Top-down control of visual sensory cortex has long been tied to the orienting of visual spatial attention on a rapid, moment-to-moment basis. Here we examined whether sensory responses in visual cortex are also modulated by natural and comparatively slower fluctuations in whether or not one is paying attention to the task at hand. Participants performed a simple visual discrimination task at fixation as the event-related potentials (ERPs) to task-irrelevant probes in the upper visual periphery were recorded. At random intervals, participants were stopped and asked to report on their attentional state at the time of stoppage––either "on-task" or "off-task." ERPs to the probes immediately preceding these subjective reports were then examined as a function of whether attention was in an "on-task" vs. "off-task" state. We found that sensory-evoked responses to the probes were significantly attenuated during "off-task" relative to "on- task" states, as measured by the visual P1 ERP component. In two additional experiments we replicated this effect while (1) finding that "off-task" sensory attenuation extends to the auditory domain, as measured by the auditory N1 ERP component, and (2) eliminating state-dependent shifts in general arousal as a possible explanation for the effects. Collectively, our findings suggest that sensory gain control in cortex is yoked to the natural ebb and flow in how much attention we pay to the current task over time.

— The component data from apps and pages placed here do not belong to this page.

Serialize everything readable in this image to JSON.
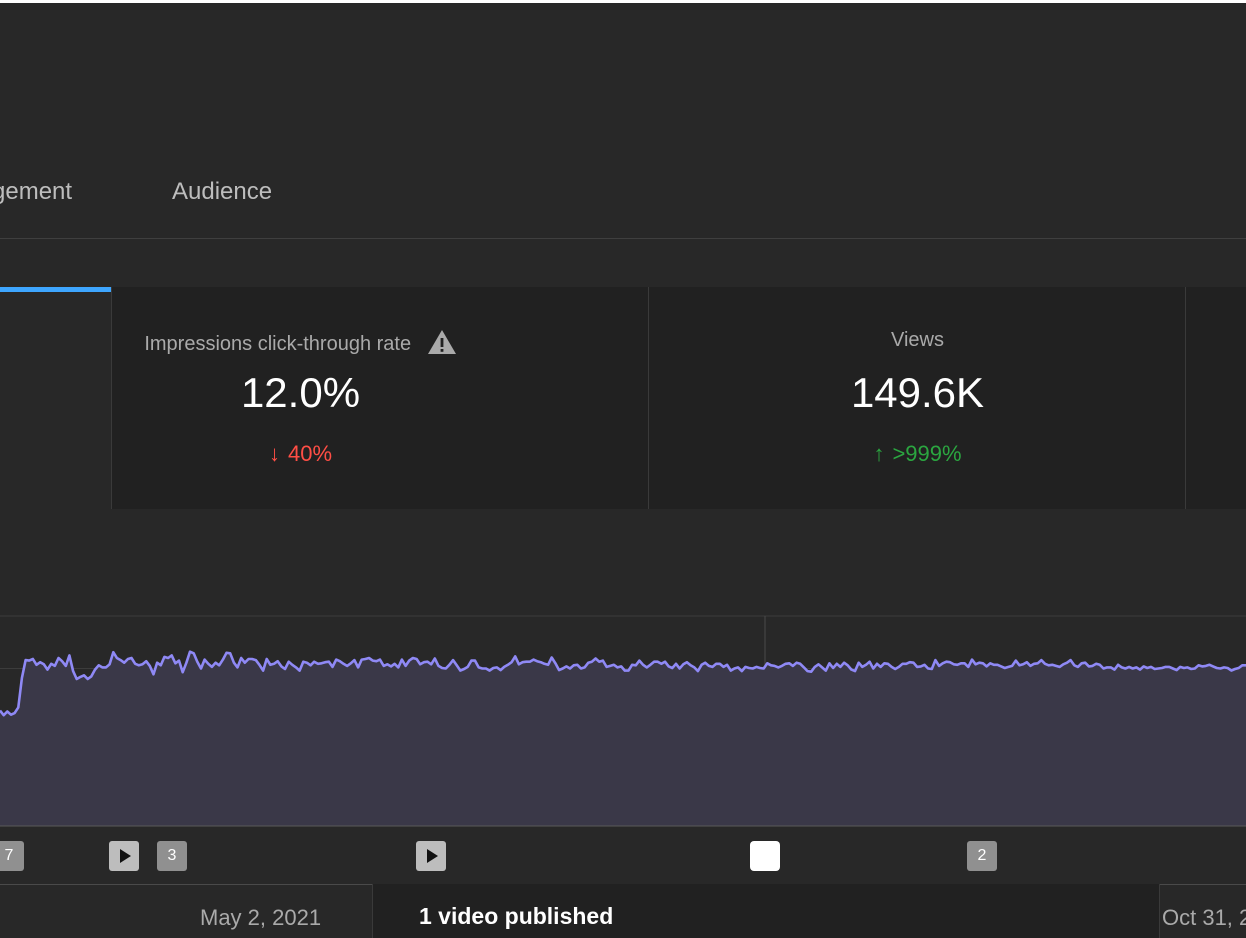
{
  "tabs": {
    "items": [
      {
        "label": "gement"
      },
      {
        "label": "Audience"
      }
    ]
  },
  "cards": {
    "ctr": {
      "title": "Impressions click-through rate",
      "value": "12.0%",
      "delta_arrow": "↓",
      "delta": "40%",
      "icon": "warning-icon"
    },
    "views": {
      "title": "Views",
      "value": "149.6K",
      "delta_arrow": "↑",
      "delta": ">999%"
    }
  },
  "colors": {
    "accent": "#3ea6ff",
    "line": "#8f89f5",
    "area": "#3a3848",
    "down": "#ff4e45",
    "up": "#2ba640"
  },
  "chart_data": {
    "type": "line",
    "series": [
      {
        "values": [
          220,
          211,
          218,
          212,
          215,
          226,
          282,
          316,
          315,
          318,
          307,
          312,
          308,
          298,
          309,
          305,
          320,
          314,
          305,
          325,
          295,
          280,
          284,
          287,
          280,
          285,
          298,
          306,
          302,
          302,
          308,
          331,
          320,
          316,
          311,
          318,
          320,
          309,
          306,
          308,
          314,
          305,
          289,
          311,
          306,
          322,
          320,
          325,
          310,
          315,
          293,
          311,
          332,
          329,
          313,
          300,
          317,
          309,
          303,
          311,
          306,
          317,
          330,
          329,
          311,
          302,
          320,
          311,
          318,
          318,
          316,
          307,
          296,
          318,
          307,
          309,
          314,
          304,
          299,
          313,
          307,
          302,
          296,
          313,
          311,
          306,
          313,
          309,
          310,
          312,
          313,
          303,
          317,
          314,
          309,
          305,
          310,
          316,
          302,
          317,
          318,
          320,
          315,
          314,
          317,
          305,
          308,
          304,
          309,
          302,
          317,
          305,
          315,
          320,
          318,
          308,
          312,
          313,
          308,
          319,
          305,
          301,
          300,
          307,
          316,
          306,
          296,
          299,
          303,
          315,
          315,
          302,
          300,
          300,
          296,
          301,
          302,
          297,
          303,
          307,
          312,
          323,
          308,
          312,
          313,
          313,
          317,
          314,
          312,
          309,
          307,
          321,
          310,
          297,
          300,
          304,
          300,
          306,
          307,
          300,
          302,
          311,
          313,
          319,
          313,
          315,
          303,
          305,
          307,
          302,
          304,
          296,
          296,
          307,
          306,
          315,
          307,
          302,
          307,
          313,
          313,
          309,
          313,
          304,
          301,
          309,
          300,
          308,
          312,
          306,
          302,
          295,
          307,
          311,
          305,
          303,
          309,
          309,
          303,
          307,
          296,
          300,
          302,
          295,
          303,
          301,
          300,
          303,
          301,
          300,
          310,
          306,
          305,
          302,
          305,
          309,
          310,
          305,
          311,
          309,
          302,
          295,
          294,
          303,
          308,
          302,
          296,
          310,
          301,
          309,
          303,
          311,
          306,
          298,
          295,
          311,
          303,
          307,
          313,
          300,
          309,
          303,
          310,
          309,
          303,
          299,
          303,
          309,
          309,
          312,
          311,
          303,
          304,
          307,
          300,
          299,
          316,
          305,
          310,
          313,
          312,
          308,
          307,
          310,
          310,
          303,
          317,
          308,
          311,
          310,
          304,
          310,
          307,
          307,
          304,
          301,
          303,
          305,
          315,
          306,
          308,
          312,
          305,
          309,
          310,
          316,
          309,
          306,
          307,
          305,
          303,
          308,
          311,
          316,
          306,
          303,
          310,
          311,
          304,
          305,
          309,
          307,
          300,
          302,
          302,
          298,
          307,
          302,
          300,
          303,
          300,
          302,
          298,
          304,
          301,
          303,
          299,
          300,
          301,
          303,
          303,
          300,
          297,
          303,
          301,
          302,
          299,
          300,
          306,
          304,
          305,
          307,
          304,
          301,
          300,
          302,
          301,
          296,
          299,
          301,
          306,
          306
        ]
      }
    ],
    "ylim": [
      0,
      4
    ],
    "grid": true
  },
  "markers": [
    {
      "kind": "count",
      "label": "7"
    },
    {
      "kind": "video",
      "label": ""
    },
    {
      "kind": "count",
      "label": "3"
    },
    {
      "kind": "video",
      "label": ""
    },
    {
      "kind": "selected",
      "label": ""
    },
    {
      "kind": "count",
      "label": "2"
    }
  ],
  "axis": {
    "labels": [
      "May 2, 2021",
      "Oct 31, 2"
    ]
  },
  "tooltip": {
    "text": "1 video published"
  }
}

The following is a selection of grants for which the faculty member was principal investigator or co-investigator. Currently, the list only covers Canadian Tri-Agency grants from years 2013/14-2016/17 and excludes grants from any other agencies.